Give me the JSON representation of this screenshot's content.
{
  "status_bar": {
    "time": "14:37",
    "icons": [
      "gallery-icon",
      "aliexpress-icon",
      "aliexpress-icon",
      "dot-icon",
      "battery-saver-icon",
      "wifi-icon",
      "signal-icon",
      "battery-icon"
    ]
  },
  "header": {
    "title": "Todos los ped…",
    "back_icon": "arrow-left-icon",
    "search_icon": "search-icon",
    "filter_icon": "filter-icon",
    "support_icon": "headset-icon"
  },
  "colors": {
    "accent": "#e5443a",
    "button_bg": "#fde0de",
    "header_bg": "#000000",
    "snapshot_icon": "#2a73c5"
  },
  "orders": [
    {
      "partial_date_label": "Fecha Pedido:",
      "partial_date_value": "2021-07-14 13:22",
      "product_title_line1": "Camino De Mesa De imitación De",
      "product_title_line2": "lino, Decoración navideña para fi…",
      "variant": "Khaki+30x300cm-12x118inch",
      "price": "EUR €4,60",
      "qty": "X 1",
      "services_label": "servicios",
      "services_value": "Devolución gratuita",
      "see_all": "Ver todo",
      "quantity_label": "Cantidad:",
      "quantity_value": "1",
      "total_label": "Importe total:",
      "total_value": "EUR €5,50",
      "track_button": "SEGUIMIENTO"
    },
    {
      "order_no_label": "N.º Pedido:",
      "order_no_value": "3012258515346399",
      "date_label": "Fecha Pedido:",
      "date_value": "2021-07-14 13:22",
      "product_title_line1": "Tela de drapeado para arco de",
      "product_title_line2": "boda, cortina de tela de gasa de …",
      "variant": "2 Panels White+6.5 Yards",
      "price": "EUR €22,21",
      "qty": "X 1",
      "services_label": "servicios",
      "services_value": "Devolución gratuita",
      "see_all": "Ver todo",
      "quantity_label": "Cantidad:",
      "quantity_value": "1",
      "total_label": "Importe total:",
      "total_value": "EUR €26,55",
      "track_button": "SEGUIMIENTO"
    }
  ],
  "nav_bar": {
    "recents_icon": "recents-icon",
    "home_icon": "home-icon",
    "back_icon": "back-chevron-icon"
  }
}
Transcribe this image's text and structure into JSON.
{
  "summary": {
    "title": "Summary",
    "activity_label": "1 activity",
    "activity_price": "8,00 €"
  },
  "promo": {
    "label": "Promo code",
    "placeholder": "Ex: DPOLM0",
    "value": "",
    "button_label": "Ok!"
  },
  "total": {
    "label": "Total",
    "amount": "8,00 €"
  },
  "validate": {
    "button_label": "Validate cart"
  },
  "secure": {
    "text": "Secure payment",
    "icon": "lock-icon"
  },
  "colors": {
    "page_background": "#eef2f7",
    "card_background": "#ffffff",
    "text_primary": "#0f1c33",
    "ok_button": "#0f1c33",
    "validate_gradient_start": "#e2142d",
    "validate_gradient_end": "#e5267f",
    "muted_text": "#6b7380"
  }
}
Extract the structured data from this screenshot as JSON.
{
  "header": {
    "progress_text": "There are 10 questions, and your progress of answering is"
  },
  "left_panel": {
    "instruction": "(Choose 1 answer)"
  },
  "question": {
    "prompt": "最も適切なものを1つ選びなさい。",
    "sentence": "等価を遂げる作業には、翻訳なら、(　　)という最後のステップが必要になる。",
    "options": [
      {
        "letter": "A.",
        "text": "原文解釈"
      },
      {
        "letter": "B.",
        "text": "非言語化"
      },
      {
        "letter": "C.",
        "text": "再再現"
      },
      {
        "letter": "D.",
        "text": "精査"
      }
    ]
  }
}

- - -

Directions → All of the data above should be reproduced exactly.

Result for this exercise →
Give me the JSON representation of this screenshot's content.
{
  "status_bar": {
    "time": "14:37",
    "icons": [
      "gallery-icon",
      "aliexpress-icon",
      "aliexpress-icon",
      "dot-icon",
      "battery-saver-icon",
      "wifi-icon",
      "signal-icon",
      "battery-icon"
    ]
  },
  "header": {
    "title": "Todos los ped…",
    "back_icon": "arrow-left-icon",
    "search_icon": "search-icon",
    "filter_icon": "filter-icon",
    "support_icon": "headset-icon"
  },
  "colors": {
    "accent": "#e5443a",
    "button_bg": "#fde0de",
    "header_bg": "#000000",
    "snapshot_icon": "#2a73c5"
  },
  "orders": [
    {
      "partial_date_label": "Fecha Pedido:",
      "partial_date_value": "2021-07-14 13:22",
      "product_title_line1": "Camino De Mesa De imitación De",
      "product_title_line2": "lino, Decoración navideña para fi…",
      "variant": "Khaki+30x300cm-12x118inch",
      "price": "EUR €4,60",
      "qty": "X 1",
      "services_label": "servicios",
      "services_value": "Devolución gratuita",
      "see_all": "Ver todo",
      "quantity_label": "Cantidad:",
      "quantity_value": "1",
      "total_label": "Importe total:",
      "total_value": "EUR €5,50",
      "track_button": "SEGUIMIENTO"
    },
    {
      "order_no_label": "N.º Pedido:",
      "order_no_value": "3012258515346399",
      "date_label": "Fecha Pedido:",
      "date_value": "2021-07-14 13:22",
      "product_title_line1": "Tela de drapeado para arco de",
      "product_title_line2": "boda, cortina de tela de gasa de …",
      "variant": "2 Panels White+6.5 Yards",
      "price": "EUR €22,21",
      "qty": "X 1",
      "services_label": "servicios",
      "services_value": "Devolución gratuita",
      "see_all": "Ver todo",
      "quantity_label": "Cantidad:",
      "quantity_value": "1",
      "total_label": "Importe total:",
      "total_value": "EUR €26,55",
      "track_button": "SEGUIMIENTO"
    }
  ],
  "nav_bar": {
    "recents_icon": "recents-icon",
    "home_icon": "home-icon",
    "back_icon": "back-chevron-icon"
  }
}
Transcribe this image's text and structure into JSON.
{
  "summary": {
    "title": "Summary",
    "activity_label": "1 activity",
    "activity_price": "8,00 €"
  },
  "promo": {
    "label": "Promo code",
    "placeholder": "Ex: DPOLM0",
    "value": "",
    "button_label": "Ok!"
  },
  "total": {
    "label": "Total",
    "amount": "8,00 €"
  },
  "validate": {
    "button_label": "Validate cart"
  },
  "secure": {
    "text": "Secure payment",
    "icon": "lock-icon"
  },
  "colors": {
    "page_background": "#eef2f7",
    "card_background": "#ffffff",
    "text_primary": "#0f1c33",
    "ok_button": "#0f1c33",
    "validate_gradient_start": "#e2142d",
    "validate_gradient_end": "#e5267f",
    "muted_text": "#6b7380"
  }
}
Extract the structured data from this screenshot as JSON.
{
  "header": {
    "progress_text": "There are 10 questions, and your progress of answering is"
  },
  "left_panel": {
    "instruction": "(Choose 1 answer)"
  },
  "question": {
    "prompt": "最も適切なものを1つ選びなさい。",
    "sentence": "等価を遂げる作業には、翻訳なら、(　　)という最後のステップが必要になる。",
    "options": [
      {
        "letter": "A.",
        "text": "原文解釈"
      },
      {
        "letter": "B.",
        "text": "非言語化"
      },
      {
        "letter": "C.",
        "text": "再再現"
      },
      {
        "letter": "D.",
        "text": "精査"
      }
    ]
  }
}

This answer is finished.